BRIEF: Within the listing, each line that has the string "veccina" should be copied.

Start of INFORMATION SHOWN

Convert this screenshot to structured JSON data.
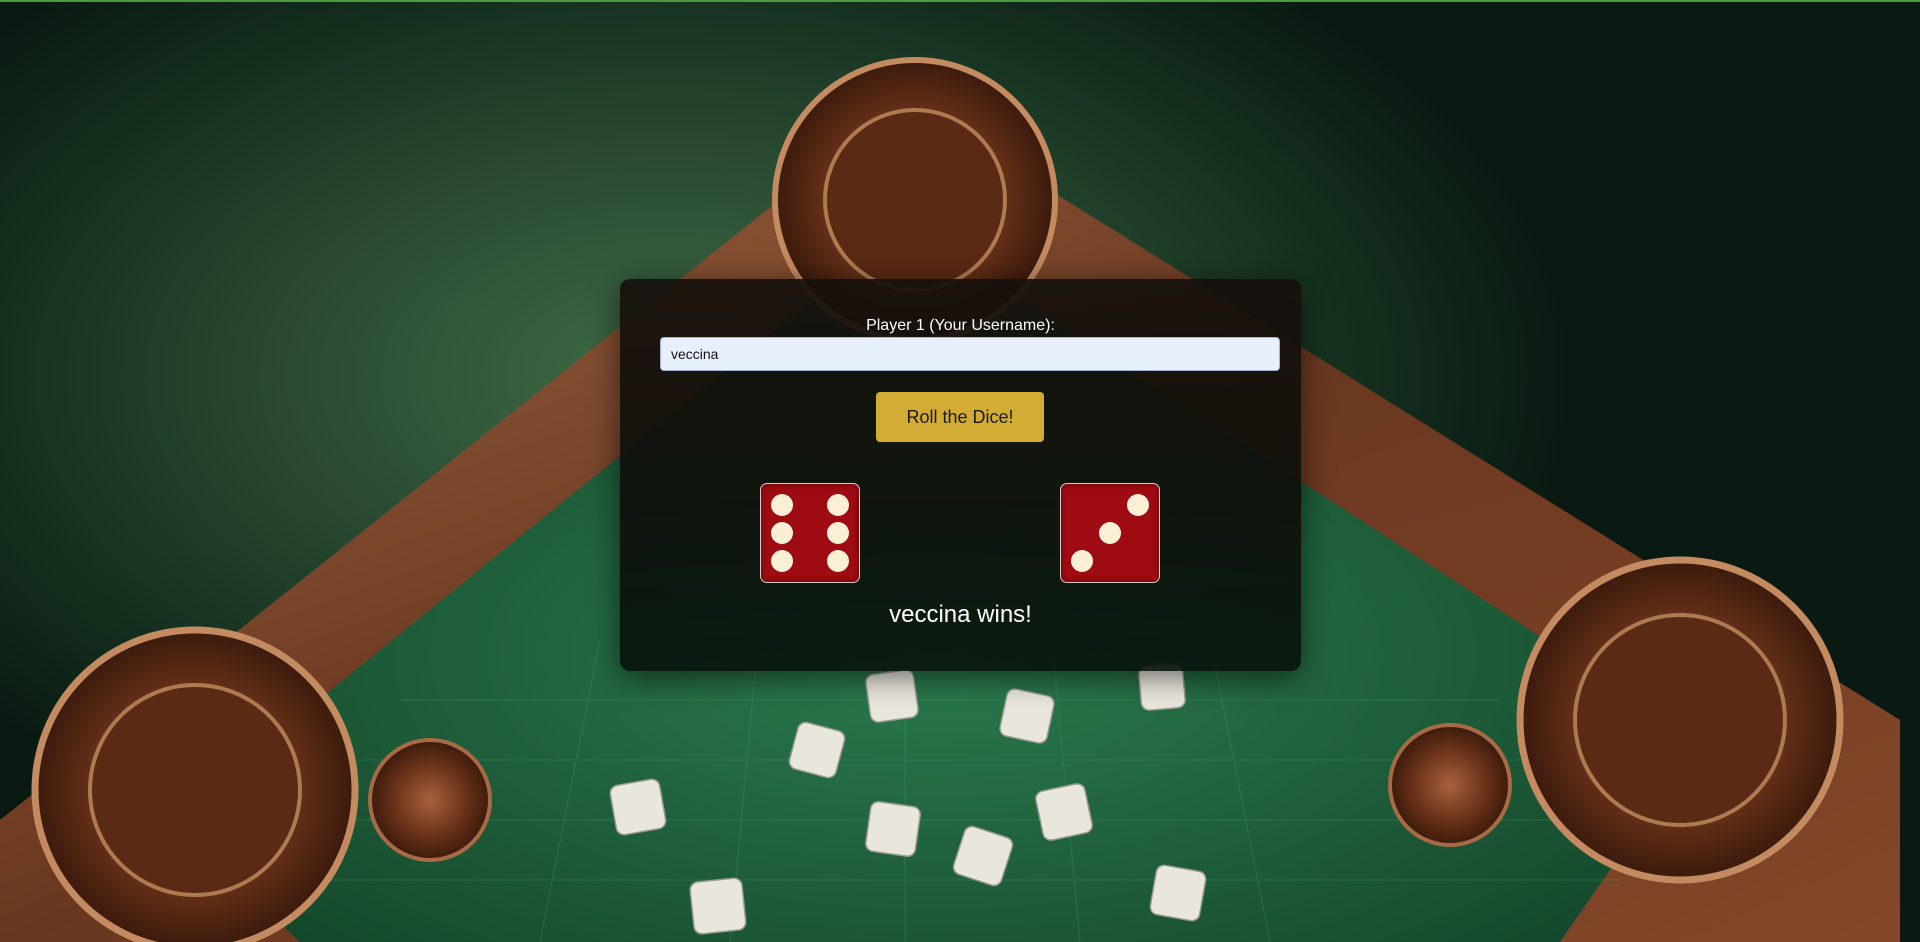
{
  "player": {
    "label": "Player 1 (Your Username):",
    "username_value": "veccina",
    "placeholder": ""
  },
  "roll_button_label": "Roll the Dice!",
  "dice": {
    "die1_value": 6,
    "die2_value": 3,
    "color": "#9e0b12",
    "pip_color": "#fbf0d6"
  },
  "result_text": "veccina wins!",
  "colors": {
    "button": "#d3ac34",
    "input_bg": "#e8f0fe",
    "table_felt": "#1f5c3a",
    "wood": "#7a3f24",
    "accent_top_line": "#4c9a3c"
  }
}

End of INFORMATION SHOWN

SOLUTION FOR THIS EXERCISE:
    "username_value": "veccina",
  "result_text": "veccina wins!",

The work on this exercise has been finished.